“I worked in (Beckman Director) Art Kramer’s lab when I was here, and we’ve continued to collaborate throughout the years. I also have collaborated with (Beckman researchers) Chuck Hillman, Eddie McAuley, and their labs. I wanted to come back and hear about what they’re doing, the analyses and papers they’re working on, and whether or not I can bring a fresh perspective based on what my lab has already examined,” Erickson said.
During his fellowship, Erickson met with a host of researchers at the Beckman Institute and across campus to collaborate and share data.
“Art, Chuck, Eddie, and I work in a similar fashion: we don’t hold back data,” Erickson said. “So if somebody here was really interested in analyzing some of my data, awesome, here’s the data. Sharing my ideas and projects with them and vice versa—that’s helpful and what I wanted to come from this.”
Erickson’s research has primarily focused on how exercise interventions can positively affect cognitive heath. For example, in one of his studies, older adults were asked to briskly walk, three times a week. This caused a significant increase in hippocampal volume, a region important in memory formation and especially important for older adults, when decreasing hippocampus levels could lead to Alzheimer’s and dementia.
His interest in studying how fitness affects brain function was fostered by his work in Art Kramer’s lab as a graduate student.
“When I was at U of I as a graduate student, I was involved in experiments that studied how the brain and cognitive function are affected by cognitive training and exercise,” Erickson said. “It proved to be the stepping stone for my own research at Pitt.”
Currently, his lab at Pitt examines the cognitive effects of exercise interventions with clinical populations like those with Parkinson’s disease and depression, as well as examining the extent to which both physical activity and dietary changes influence brain health in midlife—when the risk for dementia increases dramatically. His efforts in this field continue to show great promise.
“Kirk is a star—not only in our lab and in the Beckman Institute, but also in the field of neuroscience,” said Laura Chaddock, Beckman postdoctoral researcher who worked with Erickson when he was at U of I, and continues to collaborate with him. “Kirk is a pioneer in the exploration of the development of the brain across the lifespan, and how lifestyle factors and individual differences in aerobic fitness, adiposity, and genetics relate to brain and cognitive health.”
Erickson also made plans for future research collaborations during his senior fellowship.
He wrote a proposal for a dual-site study with the University of Pittsburgh and the University of Illinois, involving Erickson, Kramer, Hillman, and McAuley, among other U of I faculty and students.

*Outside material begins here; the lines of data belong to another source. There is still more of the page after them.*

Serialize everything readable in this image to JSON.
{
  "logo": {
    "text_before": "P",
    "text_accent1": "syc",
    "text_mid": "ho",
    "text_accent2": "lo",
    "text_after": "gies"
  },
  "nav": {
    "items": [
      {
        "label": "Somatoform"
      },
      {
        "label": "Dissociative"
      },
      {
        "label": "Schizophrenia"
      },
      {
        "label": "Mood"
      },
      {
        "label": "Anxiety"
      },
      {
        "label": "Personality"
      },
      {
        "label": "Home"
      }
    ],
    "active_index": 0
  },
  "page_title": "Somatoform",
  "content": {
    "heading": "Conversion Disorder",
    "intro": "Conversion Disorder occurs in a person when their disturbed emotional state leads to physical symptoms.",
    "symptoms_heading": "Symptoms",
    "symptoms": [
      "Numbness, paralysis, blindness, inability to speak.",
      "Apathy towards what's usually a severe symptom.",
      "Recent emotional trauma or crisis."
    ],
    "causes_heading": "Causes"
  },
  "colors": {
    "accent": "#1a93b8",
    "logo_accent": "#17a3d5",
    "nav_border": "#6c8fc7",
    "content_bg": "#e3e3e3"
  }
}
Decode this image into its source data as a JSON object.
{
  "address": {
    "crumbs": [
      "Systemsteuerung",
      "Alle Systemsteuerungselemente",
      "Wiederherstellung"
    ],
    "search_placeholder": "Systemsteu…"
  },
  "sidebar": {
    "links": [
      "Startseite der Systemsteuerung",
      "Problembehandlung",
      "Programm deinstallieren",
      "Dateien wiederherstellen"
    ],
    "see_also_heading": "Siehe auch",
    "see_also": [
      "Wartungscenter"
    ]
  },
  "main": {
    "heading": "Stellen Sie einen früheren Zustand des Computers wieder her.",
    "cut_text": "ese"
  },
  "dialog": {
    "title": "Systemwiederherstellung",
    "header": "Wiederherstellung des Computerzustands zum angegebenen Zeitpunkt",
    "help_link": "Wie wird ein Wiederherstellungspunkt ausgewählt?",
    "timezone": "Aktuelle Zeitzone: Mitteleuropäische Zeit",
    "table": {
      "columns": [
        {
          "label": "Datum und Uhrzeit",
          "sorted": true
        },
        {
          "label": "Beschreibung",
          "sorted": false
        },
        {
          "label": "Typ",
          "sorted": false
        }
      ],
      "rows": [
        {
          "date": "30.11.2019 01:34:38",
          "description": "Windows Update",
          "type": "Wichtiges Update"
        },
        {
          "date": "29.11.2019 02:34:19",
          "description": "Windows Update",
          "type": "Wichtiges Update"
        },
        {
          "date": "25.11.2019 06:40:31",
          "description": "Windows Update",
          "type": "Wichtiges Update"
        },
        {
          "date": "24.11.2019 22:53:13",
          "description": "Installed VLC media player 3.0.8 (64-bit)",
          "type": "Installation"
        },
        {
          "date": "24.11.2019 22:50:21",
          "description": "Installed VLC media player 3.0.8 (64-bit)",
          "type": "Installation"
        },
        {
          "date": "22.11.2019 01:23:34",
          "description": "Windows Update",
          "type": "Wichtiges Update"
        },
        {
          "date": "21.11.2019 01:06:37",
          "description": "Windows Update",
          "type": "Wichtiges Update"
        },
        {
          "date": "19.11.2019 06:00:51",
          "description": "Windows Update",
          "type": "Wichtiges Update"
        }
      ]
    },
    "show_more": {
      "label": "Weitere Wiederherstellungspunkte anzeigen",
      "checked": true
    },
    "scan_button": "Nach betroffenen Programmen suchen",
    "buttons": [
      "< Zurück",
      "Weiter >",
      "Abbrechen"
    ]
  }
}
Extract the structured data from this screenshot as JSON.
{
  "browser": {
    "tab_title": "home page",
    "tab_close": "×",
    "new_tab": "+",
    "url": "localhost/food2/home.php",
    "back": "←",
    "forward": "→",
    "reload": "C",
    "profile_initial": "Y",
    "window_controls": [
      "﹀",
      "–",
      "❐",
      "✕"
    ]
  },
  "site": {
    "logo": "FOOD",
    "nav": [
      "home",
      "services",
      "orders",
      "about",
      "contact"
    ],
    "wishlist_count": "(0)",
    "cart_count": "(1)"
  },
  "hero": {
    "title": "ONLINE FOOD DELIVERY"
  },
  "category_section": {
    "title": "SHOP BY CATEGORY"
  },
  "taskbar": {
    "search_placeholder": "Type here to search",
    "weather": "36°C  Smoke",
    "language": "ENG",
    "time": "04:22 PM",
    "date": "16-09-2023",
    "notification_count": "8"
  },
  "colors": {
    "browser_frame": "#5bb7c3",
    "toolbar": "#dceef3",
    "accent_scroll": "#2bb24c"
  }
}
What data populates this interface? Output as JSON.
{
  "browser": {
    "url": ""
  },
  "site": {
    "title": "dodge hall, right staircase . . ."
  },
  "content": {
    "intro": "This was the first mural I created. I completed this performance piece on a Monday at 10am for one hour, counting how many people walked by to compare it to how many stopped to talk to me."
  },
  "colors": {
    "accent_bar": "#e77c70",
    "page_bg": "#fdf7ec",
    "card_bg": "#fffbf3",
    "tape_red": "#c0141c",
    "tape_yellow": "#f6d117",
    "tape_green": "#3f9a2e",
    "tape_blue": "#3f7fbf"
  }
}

“What we’re proposing is an exercise intervention with older adults. We’d do both a brisk walking and a yoga intervention, so we’re combining Eastern and Western approaches to exercise and seeing whether combining both walking and yoga would benefit cognitive and brain function more than either by itself. We’re planning for a lot of cognitive testing and brain imaging, and a lot of subjects because there are two sites.”
The grant proposal combines the expertise and capabilities of 12 faculty members and the facilities available both at Pitt and the U of I. The collaborative effort will involve discipline expertise in cognitive psychology, exercise, brain imaging, yoga, and more.